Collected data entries
■ ■ ■ ■ ■ ■ ■

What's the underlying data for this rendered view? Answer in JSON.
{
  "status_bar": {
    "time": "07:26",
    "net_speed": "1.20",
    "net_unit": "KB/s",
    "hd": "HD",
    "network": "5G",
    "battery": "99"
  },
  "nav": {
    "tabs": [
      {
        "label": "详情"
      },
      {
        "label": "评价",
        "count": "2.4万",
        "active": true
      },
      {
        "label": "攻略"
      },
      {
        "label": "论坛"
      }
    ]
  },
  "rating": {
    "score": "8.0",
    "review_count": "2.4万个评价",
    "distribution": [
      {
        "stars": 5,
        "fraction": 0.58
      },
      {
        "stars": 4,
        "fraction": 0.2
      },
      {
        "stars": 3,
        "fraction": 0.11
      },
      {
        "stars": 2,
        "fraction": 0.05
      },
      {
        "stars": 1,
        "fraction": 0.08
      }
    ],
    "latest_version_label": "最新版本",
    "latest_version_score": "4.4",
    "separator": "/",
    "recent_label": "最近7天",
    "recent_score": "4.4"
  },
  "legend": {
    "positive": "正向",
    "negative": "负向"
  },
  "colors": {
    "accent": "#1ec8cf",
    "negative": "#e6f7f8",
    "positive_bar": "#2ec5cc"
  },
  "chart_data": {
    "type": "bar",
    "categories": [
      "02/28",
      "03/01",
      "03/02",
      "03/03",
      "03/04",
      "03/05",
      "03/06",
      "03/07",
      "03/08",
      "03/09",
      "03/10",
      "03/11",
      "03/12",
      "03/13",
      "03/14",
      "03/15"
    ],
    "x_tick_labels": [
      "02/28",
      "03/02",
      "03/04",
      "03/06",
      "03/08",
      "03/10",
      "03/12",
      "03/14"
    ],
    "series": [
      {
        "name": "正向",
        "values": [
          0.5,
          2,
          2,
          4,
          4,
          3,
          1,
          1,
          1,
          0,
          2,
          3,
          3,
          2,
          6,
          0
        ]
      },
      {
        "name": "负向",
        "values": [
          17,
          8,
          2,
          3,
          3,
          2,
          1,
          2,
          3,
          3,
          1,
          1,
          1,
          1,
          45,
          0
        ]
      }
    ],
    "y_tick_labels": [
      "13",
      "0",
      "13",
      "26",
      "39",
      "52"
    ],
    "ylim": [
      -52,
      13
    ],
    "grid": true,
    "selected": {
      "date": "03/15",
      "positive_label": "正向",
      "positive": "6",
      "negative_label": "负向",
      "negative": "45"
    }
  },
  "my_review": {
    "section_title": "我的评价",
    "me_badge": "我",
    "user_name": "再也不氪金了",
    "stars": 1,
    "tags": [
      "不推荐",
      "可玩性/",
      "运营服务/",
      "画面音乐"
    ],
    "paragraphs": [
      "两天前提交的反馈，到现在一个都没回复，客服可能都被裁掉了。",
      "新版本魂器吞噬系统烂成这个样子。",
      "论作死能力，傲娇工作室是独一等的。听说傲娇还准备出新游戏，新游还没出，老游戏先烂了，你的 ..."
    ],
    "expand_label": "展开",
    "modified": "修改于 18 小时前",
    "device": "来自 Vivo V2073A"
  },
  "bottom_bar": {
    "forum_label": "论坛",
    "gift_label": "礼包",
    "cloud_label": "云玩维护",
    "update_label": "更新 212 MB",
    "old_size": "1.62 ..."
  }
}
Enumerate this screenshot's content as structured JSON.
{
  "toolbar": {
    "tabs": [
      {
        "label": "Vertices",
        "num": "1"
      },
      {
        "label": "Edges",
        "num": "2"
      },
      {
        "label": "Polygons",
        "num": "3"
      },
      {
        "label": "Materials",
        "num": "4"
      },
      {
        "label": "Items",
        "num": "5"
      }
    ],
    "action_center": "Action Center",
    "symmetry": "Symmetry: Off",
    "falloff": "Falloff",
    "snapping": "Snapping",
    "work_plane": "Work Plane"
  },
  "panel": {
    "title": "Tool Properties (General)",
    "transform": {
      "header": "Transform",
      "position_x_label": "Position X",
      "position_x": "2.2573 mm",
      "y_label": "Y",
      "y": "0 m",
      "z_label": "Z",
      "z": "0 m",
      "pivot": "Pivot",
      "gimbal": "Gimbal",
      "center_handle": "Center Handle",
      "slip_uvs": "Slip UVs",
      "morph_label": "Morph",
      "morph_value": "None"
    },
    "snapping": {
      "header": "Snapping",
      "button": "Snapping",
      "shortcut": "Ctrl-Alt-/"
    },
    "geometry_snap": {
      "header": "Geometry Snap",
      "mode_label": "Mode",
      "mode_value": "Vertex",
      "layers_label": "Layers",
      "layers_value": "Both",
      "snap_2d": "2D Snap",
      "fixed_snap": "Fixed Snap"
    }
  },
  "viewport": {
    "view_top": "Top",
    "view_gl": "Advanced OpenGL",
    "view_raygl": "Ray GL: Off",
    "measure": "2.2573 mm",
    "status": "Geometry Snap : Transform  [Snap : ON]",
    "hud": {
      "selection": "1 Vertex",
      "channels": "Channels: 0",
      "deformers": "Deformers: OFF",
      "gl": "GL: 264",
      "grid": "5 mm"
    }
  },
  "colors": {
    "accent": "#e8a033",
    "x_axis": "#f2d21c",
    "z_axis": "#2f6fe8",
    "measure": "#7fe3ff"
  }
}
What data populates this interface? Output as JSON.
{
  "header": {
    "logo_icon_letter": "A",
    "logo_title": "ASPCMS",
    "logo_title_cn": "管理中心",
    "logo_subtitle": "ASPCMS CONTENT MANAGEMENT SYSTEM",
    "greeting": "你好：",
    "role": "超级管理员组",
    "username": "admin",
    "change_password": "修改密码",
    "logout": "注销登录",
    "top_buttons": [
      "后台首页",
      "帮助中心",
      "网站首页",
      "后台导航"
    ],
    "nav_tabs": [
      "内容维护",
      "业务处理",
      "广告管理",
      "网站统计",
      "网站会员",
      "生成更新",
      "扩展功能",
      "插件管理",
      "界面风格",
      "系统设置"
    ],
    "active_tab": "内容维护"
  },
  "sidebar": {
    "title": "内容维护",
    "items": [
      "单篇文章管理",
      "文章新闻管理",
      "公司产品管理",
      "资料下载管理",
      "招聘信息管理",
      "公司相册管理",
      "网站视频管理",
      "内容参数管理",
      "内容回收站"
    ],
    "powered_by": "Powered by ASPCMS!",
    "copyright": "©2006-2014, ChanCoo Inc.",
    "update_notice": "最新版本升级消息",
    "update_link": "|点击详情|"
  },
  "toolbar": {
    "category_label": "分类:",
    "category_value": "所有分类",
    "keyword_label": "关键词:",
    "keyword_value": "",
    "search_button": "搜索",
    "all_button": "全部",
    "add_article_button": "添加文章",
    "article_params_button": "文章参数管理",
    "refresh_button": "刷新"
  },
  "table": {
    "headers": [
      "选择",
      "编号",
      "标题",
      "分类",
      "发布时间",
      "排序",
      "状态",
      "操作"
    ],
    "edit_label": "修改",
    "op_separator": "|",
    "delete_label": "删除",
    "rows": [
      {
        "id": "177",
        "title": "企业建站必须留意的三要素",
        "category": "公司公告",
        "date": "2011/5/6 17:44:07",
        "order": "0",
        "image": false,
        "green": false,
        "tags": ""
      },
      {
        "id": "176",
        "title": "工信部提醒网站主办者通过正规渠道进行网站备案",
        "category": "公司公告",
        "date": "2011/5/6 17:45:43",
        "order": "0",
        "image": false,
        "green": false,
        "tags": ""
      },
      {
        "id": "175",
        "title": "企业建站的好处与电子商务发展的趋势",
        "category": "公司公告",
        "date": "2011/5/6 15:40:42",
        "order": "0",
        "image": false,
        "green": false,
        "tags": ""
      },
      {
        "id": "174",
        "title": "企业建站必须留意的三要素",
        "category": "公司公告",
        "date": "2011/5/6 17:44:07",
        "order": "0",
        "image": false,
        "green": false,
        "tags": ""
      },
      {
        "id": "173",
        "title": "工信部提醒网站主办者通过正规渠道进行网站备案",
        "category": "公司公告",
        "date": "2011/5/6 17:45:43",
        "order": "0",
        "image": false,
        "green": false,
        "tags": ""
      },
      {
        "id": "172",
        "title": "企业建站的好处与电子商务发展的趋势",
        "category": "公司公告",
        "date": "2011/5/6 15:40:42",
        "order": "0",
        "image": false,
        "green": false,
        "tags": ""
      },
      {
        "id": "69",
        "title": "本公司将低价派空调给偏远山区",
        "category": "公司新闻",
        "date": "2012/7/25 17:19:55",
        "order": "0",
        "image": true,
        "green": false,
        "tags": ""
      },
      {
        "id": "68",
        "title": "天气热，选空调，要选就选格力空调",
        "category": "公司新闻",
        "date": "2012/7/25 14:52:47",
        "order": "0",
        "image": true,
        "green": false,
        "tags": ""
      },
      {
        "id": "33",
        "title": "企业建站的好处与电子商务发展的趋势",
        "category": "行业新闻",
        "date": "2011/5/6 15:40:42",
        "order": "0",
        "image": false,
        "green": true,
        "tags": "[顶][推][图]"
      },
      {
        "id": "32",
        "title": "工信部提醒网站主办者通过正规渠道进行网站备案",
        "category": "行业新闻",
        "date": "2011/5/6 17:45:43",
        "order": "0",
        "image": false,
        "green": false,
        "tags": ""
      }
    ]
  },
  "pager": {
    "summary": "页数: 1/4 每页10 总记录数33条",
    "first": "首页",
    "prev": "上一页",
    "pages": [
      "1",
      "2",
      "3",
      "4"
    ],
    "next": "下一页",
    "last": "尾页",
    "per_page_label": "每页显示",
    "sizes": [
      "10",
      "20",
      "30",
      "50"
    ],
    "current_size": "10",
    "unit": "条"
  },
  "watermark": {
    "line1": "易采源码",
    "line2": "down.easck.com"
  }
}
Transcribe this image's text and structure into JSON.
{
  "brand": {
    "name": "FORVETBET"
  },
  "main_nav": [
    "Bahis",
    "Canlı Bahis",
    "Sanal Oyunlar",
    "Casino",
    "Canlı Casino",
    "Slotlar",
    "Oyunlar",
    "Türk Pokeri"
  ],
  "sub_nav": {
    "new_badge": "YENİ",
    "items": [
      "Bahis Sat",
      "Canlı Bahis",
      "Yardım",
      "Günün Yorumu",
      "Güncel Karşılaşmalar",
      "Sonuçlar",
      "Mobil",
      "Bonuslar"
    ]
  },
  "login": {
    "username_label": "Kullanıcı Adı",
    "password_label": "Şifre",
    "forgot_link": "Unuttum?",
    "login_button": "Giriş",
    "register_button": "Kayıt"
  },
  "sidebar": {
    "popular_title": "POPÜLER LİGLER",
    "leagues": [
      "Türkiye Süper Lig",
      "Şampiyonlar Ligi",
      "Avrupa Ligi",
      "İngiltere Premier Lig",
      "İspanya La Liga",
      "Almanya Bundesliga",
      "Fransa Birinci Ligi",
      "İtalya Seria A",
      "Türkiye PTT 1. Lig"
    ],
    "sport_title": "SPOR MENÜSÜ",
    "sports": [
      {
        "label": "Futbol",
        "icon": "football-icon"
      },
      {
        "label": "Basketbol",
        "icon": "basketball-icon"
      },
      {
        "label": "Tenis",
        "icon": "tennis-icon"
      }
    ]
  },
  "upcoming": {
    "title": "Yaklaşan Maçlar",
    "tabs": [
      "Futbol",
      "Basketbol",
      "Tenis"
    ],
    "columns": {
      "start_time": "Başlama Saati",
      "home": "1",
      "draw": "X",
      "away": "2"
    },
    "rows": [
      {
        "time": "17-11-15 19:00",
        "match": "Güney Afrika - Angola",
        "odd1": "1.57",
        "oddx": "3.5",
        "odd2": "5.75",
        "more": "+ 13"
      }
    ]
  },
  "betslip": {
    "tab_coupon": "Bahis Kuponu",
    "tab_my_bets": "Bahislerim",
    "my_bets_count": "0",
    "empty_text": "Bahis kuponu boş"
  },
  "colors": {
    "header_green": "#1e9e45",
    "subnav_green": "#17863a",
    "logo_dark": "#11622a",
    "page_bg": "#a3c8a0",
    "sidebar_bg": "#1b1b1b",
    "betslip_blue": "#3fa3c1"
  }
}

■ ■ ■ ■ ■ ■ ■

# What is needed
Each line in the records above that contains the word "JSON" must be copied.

# Exercise solution
What's the underlying data for this rendered view? Answer in JSON.
Enumerate this screenshot's content as structured JSON.
What data populates this interface? Output as JSON.
Transcribe this image's text and structure into JSON.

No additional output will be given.